In programming, objects can be classified as either mutable or immutable based on whether their state (data) can be changed after they are created. Let's explain the concepts of mutable and immutable objects:
Examples of mutable objects in many programming languages include lists, arrays, sets, dictionaries, and custom objects/classes that allow modification of their fields/properties.
Here's an example of a mutable list in Python:
mutable_list = [1, 2, 3] mutable_list.append(4) # Modifies the list by adding a new element mutable_list = 100 # Modifies the first element of the list
Examples of immutable objects include strings, numbers (e.g., integers, floating-point numbers), tuples, and some built-in types like frozensets (an immutable version of a set).

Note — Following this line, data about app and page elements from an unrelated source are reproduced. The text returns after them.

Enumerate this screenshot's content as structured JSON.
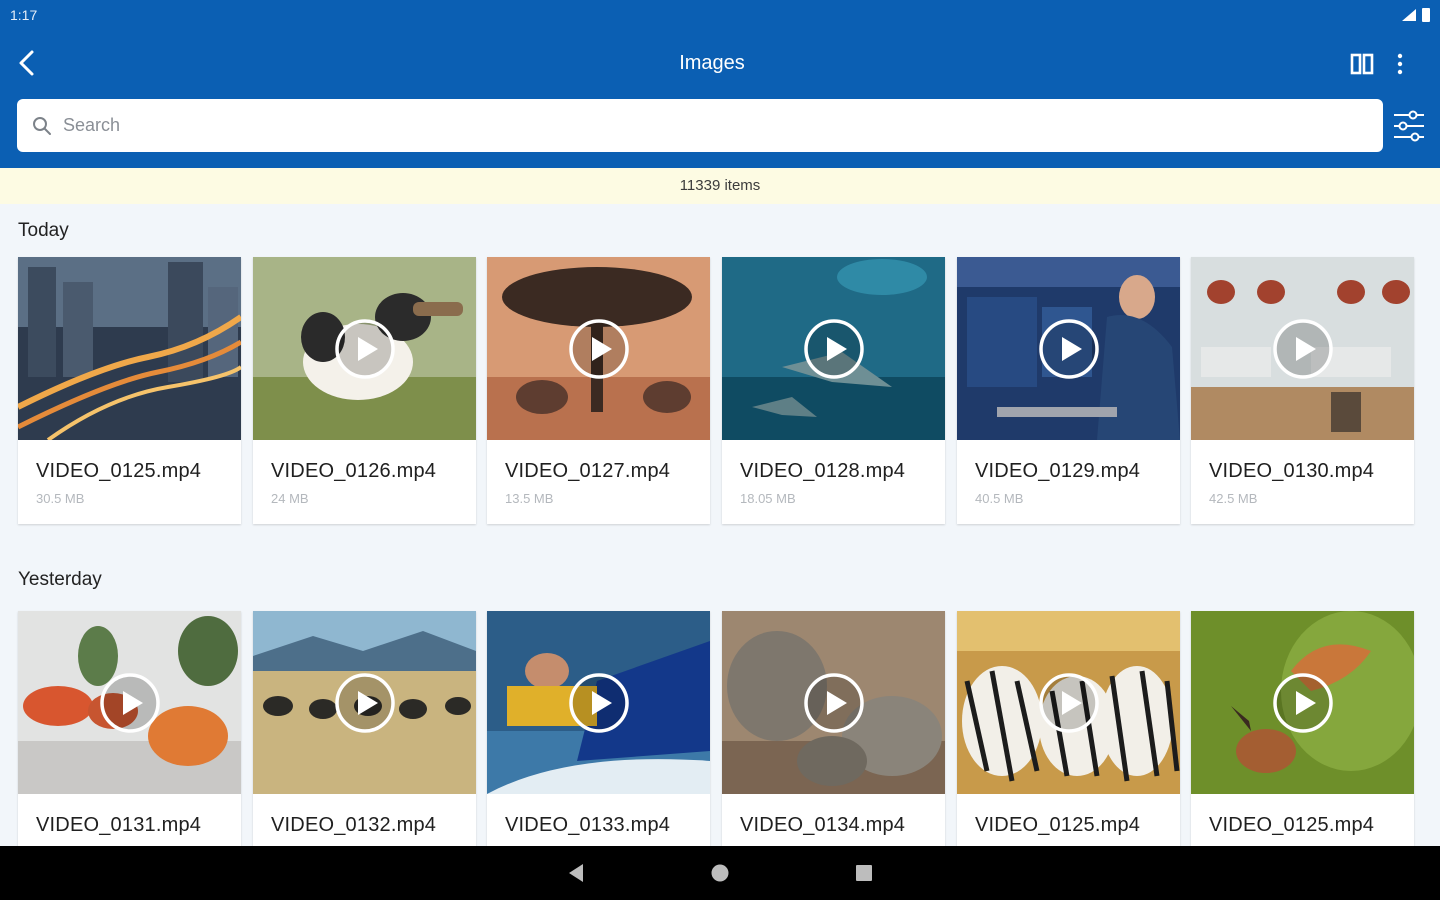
{
  "status": {
    "time": "1:17"
  },
  "header": {
    "title": "Images"
  },
  "search": {
    "placeholder": "Search"
  },
  "banner": {
    "count_text": "11339 items"
  },
  "sections": [
    {
      "title": "Today",
      "items": [
        {
          "name": "VIDEO_0125.mp4",
          "size": "30.5 MB",
          "has_play": false,
          "thumb": "city-highway"
        },
        {
          "name": "VIDEO_0126.mp4",
          "size": "24 MB",
          "has_play": true,
          "thumb": "puppy"
        },
        {
          "name": "VIDEO_0127.mp4",
          "size": "13.5 MB",
          "has_play": true,
          "thumb": "savanna-tree"
        },
        {
          "name": "VIDEO_0128.mp4",
          "size": "18.05 MB",
          "has_play": true,
          "thumb": "stingrays"
        },
        {
          "name": "VIDEO_0129.mp4",
          "size": "40.5 MB",
          "has_play": true,
          "thumb": "office-monitor"
        },
        {
          "name": "VIDEO_0130.mp4",
          "size": "42.5 MB",
          "has_play": true,
          "thumb": "office-lamps"
        }
      ]
    },
    {
      "title": "Yesterday",
      "items": [
        {
          "name": "VIDEO_0131.mp4",
          "size": "",
          "has_play": true,
          "thumb": "lounge-chairs"
        },
        {
          "name": "VIDEO_0132.mp4",
          "size": "",
          "has_play": true,
          "thumb": "ostriches"
        },
        {
          "name": "VIDEO_0133.mp4",
          "size": "",
          "has_play": true,
          "thumb": "jetski"
        },
        {
          "name": "VIDEO_0134.mp4",
          "size": "",
          "has_play": true,
          "thumb": "elephants"
        },
        {
          "name": "VIDEO_0125.mp4",
          "size": "",
          "has_play": true,
          "thumb": "zebras"
        },
        {
          "name": "VIDEO_0125.mp4",
          "size": "",
          "has_play": true,
          "thumb": "birds"
        }
      ]
    }
  ],
  "colors": {
    "appbar": "#0b5fb3",
    "banner": "#fdfbe3",
    "background": "#f2f6fa"
  }
}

Here's an example of an immutable string in Python:
immutable_string = "Hello" # The following line will create a new string object rather than modifying the existing one new_string = immutable_string + " World"
Advantages of Immutable Objects:

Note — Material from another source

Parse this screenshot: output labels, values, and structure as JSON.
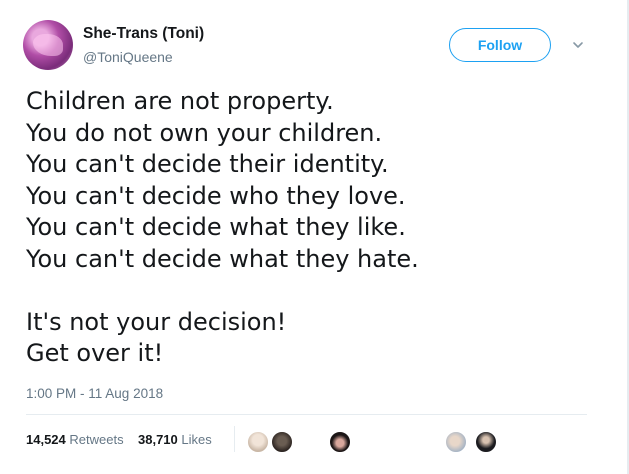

Disadvantages of Immutable Objects:
In summary, mutable objects allow changes to their state after creation, while immutable objects do not allow modifications and require creating new instances to change their data. The choice between mutable and immutable objects depends on the specific requirements of a program and the desired trade-offs between performance, safety, and code simplicity.